A couple of weekends ago, I made the drive back to Macomb, Illinois, home of Western Illinois University where I recently graduated with my master’s degree from the College Student Personnel Program. They were bringing candidates to town to interview for the program, and I was invited to participate in a panel of alumni to speak about my experience in the program.
I hadn’t been out of Lincoln since the holidays, and for me, that’s an awfully long time to stay in once place. I’d been feeling restless and listless for some time, thanks in large part to constant academic probation meetings, and the misery that is a Midwestern winter. Funny how once the holidays end snow becomes considerably less magical. I’ve been lonely, truth be told, and kind of depressed.
This was the second time I returned to Macomb since moving to Lincoln. The first time was over the summer when I had the happy job of cleaning my old apartment—a homecoming experience you can read about here. But this trip was dramatically different, and I’m still trying to piece together why.
Though there were several people to see and talk to in town, I spent most of the weekend on my own. I was able to connect with some friends still in the program, but for various grad school reasons couldn’t see as many people as I’d hoped to. Really very understandable, having been a graduate student myself. Regardless, I found just as much value in being alone with Macomb as I did catching up with friends.
Macomb is a relatively small, rural town. It’s devoid of amenities of suburbs and cities, but that doesn’t mean the quality of life there can’t be just as good. When I lived there and had the opportunity to leave town, I found myself running toward fancy things like Target or Panera Bread (or both if I wanted to make a day of it in Peoria!). Sometimes it was difficult to be without those things and other amenities I had the privilege of having access to for most of my life.
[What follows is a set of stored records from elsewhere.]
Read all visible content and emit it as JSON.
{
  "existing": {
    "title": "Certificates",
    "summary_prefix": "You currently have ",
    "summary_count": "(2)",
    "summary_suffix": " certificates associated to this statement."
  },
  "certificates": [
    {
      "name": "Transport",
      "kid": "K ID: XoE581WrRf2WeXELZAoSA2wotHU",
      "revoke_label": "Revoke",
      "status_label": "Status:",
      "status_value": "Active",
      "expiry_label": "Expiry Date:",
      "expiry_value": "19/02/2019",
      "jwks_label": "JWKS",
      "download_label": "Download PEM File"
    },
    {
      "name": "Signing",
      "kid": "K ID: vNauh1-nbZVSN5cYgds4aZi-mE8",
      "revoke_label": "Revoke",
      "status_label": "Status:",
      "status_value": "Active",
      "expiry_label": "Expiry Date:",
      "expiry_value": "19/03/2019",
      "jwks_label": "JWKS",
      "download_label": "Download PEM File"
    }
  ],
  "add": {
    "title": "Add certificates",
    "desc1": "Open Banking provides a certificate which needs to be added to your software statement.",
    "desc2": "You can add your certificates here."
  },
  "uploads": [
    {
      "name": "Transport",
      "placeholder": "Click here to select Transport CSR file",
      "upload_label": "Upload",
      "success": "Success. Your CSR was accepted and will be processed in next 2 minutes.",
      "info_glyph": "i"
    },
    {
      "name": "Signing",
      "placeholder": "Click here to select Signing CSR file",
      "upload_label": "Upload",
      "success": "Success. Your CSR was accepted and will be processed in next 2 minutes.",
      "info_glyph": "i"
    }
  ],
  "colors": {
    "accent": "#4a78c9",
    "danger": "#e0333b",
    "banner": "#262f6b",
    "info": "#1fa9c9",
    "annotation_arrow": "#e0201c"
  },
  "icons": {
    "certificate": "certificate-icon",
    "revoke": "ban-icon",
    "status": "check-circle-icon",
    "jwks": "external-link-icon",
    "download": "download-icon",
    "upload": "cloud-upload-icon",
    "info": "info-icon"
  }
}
But once I returned, I found that what I wanted the most was to sit in the soft, brown leather arm chair in the corner of the Old Dairy while munching on the world’s best buttered toast and watch the folks of Macomb come and go. I wanted to go to the HyVee in town and see the man that works there who looks exactly like Jimmy Fallon (whose name is, amazingly, Jimmy) and eat French toast on Sunday morning while writing and watching church-goers and farm families that are all somehow related bump into each other unexpectedly and proceed to talk about the weather. I wanted to meander the town square, chat with the older gentleman in the dark silver truck that would stop me as he delivered newspapers every morning on my ritualistic walk just to exchange friendly small talk, spy the large herd of deer that often prance through town.
The things I wanted the most were those things so specific to Macomb and what made it special to me. Targets are everywhere, but these things are only in Macomb, and that matters.
What I felt when I was there was a reconnection to my immediate past community. I seem to mention this a lot in my blog (and in my personal journal, and in my conversations with other people… and a million other places)—how much community matters. I wrote once that community is hard to find, and I’d like to revisit that idea. I don’t think it’s hard to find. I actually think it’s impossible to find. Because it’s not about finding it, it’s about building it.
It takes work. And time. And patience.
What I had in Macomb and what I was able to reconnect to in the few short hours I spent there, both in terms of the physical town and my fellow CSPeople, didn’t just sprout out of the ground overnight after I moved there. It needed to be cultivated and cared for to become all that it is and all that it means to me.
I’m feeling tired here. I love, love, love what I do and who I do it with and for, but work is my entire life in Lincoln. I don’t have any other local community. My immediate community is made of other people who have different immediate communities, and that’s extremely difficult. It’s exhausting to try so hard. It’s hard to know where to look to find what I need. It can be discouraging at times. And weird to feel happy and discouraged simultaneously.
But I’m feeling refreshed and renewed since my trip. Because in addition to being able to reflect on the idea of community, while physically being in mine again, it gave me an opportunity to reflect on the education I received during the program. During the panel event itself, I was able to see other former students again and listen to them share their thoughts as they look back on their time in the program, and I had the opportunity to articulate to candidates what I took away from my time there.
I’ve been bogged down at work with things and I’ve gotten wrapped up in some of the minutiae too much. I will admit I lost sight of who I am as a professional, what I believe, and what I stand for. My practice felt robotic, almost. Not that I wasn’t genuine, but not as thorough or thoughtful as I would have liked to be. But this made me reconnect to all that I’ve learned and all that I know that I am.
The entire experience was a booster shot for my morale, my practice, and my overall mental and emotional health. Maybe I’ll have to schedule a visit every 8 months…
> BONUS <
Podcast with Craig Bidiman on Supporting #SAGrad Success